→ **Page and application data records**
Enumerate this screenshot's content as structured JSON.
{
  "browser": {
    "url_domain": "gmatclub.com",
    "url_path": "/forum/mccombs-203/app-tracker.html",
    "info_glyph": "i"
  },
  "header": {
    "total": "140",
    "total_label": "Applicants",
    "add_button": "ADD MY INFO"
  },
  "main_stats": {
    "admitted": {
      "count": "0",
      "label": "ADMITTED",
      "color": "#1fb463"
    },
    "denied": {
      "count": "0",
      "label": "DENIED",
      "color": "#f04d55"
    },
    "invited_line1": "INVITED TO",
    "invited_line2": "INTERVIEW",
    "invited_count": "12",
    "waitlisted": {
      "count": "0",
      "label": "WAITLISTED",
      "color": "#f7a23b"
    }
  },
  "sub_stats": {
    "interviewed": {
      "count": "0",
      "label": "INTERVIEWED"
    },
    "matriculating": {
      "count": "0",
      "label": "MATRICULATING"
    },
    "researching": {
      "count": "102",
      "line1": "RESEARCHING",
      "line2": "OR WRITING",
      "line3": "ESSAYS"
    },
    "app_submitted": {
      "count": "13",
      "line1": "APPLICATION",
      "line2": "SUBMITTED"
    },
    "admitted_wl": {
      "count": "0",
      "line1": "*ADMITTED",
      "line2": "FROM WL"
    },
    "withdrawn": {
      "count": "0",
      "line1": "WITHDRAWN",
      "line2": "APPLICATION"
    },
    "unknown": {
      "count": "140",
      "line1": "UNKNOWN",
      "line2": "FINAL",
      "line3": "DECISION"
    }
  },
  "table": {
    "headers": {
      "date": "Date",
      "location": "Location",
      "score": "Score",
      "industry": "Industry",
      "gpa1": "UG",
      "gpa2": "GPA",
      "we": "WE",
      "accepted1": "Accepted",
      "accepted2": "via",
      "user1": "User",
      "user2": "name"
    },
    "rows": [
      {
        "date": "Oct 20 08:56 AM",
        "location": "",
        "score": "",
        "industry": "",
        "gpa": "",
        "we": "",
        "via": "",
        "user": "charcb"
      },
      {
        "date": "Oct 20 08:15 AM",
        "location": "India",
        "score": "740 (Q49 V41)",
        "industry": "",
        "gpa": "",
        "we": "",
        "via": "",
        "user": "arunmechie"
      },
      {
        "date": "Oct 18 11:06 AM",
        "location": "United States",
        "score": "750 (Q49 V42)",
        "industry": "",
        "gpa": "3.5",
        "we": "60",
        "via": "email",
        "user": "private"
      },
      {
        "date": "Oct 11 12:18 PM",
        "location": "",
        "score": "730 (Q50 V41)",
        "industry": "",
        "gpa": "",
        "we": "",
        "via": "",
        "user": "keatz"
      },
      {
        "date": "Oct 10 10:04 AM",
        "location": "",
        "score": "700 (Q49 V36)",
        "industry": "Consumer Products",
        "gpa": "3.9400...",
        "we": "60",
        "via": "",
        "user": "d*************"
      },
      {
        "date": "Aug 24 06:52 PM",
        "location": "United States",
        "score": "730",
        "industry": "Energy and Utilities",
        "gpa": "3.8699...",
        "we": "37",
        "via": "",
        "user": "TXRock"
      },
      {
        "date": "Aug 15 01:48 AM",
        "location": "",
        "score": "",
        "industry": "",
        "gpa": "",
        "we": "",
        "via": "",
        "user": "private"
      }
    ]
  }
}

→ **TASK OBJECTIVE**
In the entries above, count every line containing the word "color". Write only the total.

→ **OUTPUT OF THE TASK**
3